Word for word, restate every line from the one with "Extract the structured" through the end of the records below, both included, and add nothing.

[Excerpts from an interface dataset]
* * * * * * *
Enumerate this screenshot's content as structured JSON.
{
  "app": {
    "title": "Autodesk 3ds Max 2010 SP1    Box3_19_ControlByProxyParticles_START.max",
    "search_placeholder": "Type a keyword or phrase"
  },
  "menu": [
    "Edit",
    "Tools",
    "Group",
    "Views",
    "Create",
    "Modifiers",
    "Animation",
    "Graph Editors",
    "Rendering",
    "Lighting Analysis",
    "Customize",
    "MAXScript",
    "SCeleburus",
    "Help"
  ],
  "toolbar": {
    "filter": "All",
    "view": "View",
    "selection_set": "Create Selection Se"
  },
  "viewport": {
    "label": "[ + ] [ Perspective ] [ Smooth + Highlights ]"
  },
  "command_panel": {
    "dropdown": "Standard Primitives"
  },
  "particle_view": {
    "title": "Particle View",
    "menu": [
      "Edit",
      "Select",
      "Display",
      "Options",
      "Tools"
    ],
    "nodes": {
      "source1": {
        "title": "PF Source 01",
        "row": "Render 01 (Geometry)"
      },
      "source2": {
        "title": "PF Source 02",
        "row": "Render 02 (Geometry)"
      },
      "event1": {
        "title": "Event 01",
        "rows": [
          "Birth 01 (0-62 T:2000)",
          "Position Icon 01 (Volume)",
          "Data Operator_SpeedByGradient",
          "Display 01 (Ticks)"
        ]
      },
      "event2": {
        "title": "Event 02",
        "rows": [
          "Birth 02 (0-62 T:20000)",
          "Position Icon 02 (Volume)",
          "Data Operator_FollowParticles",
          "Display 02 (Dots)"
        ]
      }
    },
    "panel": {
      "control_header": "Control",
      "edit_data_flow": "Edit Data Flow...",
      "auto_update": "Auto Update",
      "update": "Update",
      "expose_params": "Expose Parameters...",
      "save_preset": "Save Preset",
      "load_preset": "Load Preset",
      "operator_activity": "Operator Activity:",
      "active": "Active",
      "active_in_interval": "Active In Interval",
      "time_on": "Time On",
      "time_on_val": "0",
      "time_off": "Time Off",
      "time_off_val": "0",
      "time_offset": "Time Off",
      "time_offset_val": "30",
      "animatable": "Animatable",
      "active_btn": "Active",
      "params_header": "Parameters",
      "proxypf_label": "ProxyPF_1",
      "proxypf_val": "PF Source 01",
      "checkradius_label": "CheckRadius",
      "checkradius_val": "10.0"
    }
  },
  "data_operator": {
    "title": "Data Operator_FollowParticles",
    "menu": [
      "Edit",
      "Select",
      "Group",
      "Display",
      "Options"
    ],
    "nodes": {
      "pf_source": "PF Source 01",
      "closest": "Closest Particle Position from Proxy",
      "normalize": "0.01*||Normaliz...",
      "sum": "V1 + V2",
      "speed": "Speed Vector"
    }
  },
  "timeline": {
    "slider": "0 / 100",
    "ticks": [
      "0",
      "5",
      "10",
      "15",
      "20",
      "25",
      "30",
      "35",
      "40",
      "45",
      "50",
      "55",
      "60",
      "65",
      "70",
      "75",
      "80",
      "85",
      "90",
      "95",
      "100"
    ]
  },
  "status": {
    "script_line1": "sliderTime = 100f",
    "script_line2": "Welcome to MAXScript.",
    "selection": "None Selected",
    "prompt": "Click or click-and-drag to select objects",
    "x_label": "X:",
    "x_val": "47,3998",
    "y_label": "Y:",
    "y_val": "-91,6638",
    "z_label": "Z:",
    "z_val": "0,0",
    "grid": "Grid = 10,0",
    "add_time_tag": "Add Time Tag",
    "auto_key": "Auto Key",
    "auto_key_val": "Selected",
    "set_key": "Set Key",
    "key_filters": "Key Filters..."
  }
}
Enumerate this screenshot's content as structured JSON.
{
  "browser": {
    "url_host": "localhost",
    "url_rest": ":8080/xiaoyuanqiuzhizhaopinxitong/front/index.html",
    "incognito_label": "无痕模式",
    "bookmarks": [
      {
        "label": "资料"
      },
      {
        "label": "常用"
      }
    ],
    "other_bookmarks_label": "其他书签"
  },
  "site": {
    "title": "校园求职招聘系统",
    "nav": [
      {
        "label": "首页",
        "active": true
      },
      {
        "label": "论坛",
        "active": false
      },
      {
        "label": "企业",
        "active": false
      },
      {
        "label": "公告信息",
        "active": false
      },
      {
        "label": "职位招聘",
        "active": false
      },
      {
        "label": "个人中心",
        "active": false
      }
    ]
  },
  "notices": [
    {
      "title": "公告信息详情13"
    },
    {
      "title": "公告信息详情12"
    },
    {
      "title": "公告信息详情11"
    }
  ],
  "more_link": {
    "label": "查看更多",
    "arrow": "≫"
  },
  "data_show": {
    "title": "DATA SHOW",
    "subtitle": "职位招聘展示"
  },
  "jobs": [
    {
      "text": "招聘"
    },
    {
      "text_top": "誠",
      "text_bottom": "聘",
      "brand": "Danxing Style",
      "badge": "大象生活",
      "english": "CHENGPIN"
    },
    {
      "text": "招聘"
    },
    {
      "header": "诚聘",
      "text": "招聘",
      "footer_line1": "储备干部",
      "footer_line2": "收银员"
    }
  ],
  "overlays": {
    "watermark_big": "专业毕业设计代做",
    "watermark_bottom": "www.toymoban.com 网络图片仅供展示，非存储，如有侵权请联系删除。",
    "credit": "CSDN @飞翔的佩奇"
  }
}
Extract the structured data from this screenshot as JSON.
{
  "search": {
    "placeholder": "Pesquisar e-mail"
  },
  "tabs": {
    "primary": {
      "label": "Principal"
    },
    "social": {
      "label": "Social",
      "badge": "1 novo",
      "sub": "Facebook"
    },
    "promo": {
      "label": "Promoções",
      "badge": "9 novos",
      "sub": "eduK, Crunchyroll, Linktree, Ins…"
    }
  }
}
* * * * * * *
Response box:
Extract the structured data from this screenshot as JSON.
{
  "search": {
    "placeholder": "Pesquisar e-mail"
  },
  "tabs": {
    "primary": {
      "label": "Principal"
    },
    "social": {
      "label": "Social",
      "badge": "1 novo",
      "sub": "Facebook"
    },
    "promo": {
      "label": "Promoções",
      "badge": "9 novos",
      "sub": "eduK, Crunchyroll, Linktree, Ins…"
    }
  }
}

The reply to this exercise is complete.